What is being asked: Could you count the lines in the listing that include the word "this"? Give only the number.

Entries supplied:
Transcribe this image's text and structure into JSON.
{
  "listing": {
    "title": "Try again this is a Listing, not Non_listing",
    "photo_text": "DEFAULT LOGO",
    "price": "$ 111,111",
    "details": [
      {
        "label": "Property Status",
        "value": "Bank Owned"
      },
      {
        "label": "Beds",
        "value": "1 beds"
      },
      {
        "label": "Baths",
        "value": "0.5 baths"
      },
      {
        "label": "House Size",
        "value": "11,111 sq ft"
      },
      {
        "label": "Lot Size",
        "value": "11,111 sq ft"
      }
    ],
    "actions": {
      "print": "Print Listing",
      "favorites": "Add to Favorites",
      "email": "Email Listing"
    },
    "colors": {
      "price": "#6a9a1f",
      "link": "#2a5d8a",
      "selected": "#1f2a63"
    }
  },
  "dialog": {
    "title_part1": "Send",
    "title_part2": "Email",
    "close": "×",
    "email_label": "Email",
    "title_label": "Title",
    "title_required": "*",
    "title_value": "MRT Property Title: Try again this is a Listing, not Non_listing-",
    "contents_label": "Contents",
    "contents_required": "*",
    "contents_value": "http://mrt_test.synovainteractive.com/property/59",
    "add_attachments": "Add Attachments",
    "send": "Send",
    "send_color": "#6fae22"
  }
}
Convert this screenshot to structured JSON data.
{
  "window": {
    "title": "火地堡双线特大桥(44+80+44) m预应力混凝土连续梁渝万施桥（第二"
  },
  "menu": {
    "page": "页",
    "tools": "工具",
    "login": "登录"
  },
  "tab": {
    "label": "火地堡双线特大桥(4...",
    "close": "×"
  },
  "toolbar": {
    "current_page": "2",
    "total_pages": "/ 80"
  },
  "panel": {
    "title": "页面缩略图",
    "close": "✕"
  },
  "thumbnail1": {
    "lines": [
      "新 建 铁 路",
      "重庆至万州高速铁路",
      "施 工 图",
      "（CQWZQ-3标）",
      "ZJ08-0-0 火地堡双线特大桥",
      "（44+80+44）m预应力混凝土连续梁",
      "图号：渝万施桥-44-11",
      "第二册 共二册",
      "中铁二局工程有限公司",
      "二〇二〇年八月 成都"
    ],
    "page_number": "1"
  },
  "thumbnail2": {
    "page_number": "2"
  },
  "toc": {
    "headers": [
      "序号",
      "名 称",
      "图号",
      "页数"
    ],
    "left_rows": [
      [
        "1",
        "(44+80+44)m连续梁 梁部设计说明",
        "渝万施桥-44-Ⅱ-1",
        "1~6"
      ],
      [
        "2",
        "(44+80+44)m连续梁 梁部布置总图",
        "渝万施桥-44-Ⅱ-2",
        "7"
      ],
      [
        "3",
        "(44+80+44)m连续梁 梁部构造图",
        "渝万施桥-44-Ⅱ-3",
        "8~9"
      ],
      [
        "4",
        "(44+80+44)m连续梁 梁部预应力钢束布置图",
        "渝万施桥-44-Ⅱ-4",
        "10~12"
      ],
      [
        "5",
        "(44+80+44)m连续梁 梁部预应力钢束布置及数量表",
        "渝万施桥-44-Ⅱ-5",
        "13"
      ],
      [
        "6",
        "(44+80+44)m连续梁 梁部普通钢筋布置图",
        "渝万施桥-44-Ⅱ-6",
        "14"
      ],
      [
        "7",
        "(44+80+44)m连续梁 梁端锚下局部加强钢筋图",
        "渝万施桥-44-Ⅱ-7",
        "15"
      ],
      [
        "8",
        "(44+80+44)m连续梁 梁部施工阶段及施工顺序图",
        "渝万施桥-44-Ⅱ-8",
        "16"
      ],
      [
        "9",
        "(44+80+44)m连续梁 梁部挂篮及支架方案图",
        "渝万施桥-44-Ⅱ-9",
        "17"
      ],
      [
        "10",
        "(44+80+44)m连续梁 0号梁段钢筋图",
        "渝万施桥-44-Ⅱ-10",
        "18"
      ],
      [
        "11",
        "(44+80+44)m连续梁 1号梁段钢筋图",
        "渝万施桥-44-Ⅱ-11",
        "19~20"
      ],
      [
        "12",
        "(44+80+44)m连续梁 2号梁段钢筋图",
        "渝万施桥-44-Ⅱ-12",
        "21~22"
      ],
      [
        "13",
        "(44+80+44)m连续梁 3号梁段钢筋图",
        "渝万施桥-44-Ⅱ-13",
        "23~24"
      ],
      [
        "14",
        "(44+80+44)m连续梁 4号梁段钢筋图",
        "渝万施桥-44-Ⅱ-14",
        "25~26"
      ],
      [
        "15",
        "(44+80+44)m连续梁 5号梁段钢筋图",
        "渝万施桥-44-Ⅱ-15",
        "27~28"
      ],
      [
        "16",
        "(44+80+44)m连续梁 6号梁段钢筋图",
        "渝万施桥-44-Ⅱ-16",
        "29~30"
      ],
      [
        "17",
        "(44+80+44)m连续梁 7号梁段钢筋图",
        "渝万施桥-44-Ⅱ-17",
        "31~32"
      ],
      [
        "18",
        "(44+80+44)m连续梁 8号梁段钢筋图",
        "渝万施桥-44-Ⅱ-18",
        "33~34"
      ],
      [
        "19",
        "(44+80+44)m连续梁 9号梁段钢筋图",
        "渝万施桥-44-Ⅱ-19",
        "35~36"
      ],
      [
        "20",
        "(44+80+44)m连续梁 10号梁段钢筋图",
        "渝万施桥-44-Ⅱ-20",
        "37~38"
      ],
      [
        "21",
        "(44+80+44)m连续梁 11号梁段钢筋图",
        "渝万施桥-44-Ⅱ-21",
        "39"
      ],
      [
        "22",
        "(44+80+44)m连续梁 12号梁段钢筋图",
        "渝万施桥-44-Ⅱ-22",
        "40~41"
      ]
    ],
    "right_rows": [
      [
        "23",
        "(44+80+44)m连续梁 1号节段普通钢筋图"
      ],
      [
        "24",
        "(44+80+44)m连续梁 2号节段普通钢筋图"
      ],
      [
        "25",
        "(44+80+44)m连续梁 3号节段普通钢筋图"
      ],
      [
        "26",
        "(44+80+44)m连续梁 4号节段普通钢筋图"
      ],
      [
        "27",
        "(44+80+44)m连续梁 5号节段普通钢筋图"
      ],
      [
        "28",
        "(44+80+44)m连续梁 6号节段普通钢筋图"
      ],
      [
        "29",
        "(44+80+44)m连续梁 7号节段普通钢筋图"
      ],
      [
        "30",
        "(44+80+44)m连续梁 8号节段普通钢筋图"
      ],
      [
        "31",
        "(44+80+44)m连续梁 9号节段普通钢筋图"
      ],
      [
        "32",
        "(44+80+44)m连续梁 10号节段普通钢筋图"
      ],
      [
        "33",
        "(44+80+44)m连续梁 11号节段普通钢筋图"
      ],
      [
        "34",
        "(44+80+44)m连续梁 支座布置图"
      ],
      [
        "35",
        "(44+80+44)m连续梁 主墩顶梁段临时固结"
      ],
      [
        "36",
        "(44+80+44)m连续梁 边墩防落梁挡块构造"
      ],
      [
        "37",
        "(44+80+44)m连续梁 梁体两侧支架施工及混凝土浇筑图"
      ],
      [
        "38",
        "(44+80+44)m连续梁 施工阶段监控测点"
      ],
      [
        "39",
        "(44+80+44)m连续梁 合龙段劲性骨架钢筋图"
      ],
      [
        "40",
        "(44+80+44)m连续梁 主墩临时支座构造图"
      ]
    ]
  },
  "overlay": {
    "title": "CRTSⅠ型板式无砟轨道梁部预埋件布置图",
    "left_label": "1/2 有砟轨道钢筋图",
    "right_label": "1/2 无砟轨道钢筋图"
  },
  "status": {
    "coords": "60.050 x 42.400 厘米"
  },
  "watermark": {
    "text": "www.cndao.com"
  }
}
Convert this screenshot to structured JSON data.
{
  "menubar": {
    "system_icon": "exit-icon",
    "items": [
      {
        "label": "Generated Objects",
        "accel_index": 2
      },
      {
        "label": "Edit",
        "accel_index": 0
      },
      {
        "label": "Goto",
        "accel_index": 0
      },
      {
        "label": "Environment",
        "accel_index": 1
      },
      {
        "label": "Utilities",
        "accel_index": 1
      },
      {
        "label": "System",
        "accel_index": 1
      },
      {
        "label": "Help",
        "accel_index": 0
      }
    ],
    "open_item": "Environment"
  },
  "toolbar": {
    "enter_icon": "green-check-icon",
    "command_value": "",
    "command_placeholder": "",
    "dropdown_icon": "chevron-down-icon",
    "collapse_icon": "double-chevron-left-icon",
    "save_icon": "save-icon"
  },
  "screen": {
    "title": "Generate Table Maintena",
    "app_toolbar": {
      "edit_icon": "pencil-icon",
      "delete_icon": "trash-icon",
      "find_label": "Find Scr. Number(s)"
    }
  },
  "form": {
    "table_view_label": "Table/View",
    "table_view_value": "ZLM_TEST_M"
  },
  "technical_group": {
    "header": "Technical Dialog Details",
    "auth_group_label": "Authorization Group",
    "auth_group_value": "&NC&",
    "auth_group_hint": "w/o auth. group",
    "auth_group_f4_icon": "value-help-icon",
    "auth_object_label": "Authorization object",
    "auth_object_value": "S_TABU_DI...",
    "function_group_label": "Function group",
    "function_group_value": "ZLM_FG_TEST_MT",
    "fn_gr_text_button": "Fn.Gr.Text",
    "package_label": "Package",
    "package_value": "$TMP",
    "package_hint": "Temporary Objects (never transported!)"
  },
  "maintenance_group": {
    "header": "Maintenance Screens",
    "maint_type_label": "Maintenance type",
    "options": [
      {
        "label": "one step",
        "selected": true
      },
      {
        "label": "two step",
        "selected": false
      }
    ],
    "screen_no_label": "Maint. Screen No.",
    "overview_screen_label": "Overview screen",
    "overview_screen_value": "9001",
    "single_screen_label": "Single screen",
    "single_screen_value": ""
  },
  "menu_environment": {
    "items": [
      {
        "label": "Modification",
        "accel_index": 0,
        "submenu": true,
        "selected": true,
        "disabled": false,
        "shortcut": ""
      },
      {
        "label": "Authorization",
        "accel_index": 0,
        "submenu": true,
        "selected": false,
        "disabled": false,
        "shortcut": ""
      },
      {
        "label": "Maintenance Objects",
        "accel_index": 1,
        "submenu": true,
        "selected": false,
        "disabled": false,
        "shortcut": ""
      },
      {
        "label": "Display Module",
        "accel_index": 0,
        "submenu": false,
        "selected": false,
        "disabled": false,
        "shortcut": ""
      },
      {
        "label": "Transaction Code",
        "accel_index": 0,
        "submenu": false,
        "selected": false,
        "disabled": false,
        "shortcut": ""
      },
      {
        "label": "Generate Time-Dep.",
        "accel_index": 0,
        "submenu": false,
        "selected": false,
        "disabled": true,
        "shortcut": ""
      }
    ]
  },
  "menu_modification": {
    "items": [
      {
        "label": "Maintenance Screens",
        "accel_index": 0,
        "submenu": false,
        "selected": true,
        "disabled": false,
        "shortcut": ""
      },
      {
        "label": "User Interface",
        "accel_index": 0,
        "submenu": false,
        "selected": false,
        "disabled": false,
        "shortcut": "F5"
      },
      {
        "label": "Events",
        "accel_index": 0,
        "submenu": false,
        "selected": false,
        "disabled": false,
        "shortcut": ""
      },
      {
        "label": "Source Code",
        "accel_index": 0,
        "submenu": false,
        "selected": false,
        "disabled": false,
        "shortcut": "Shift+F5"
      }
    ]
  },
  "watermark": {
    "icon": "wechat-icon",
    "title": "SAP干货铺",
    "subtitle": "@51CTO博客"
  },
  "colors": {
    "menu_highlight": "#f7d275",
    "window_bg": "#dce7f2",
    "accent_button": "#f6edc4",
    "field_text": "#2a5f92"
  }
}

Finished exercise: 5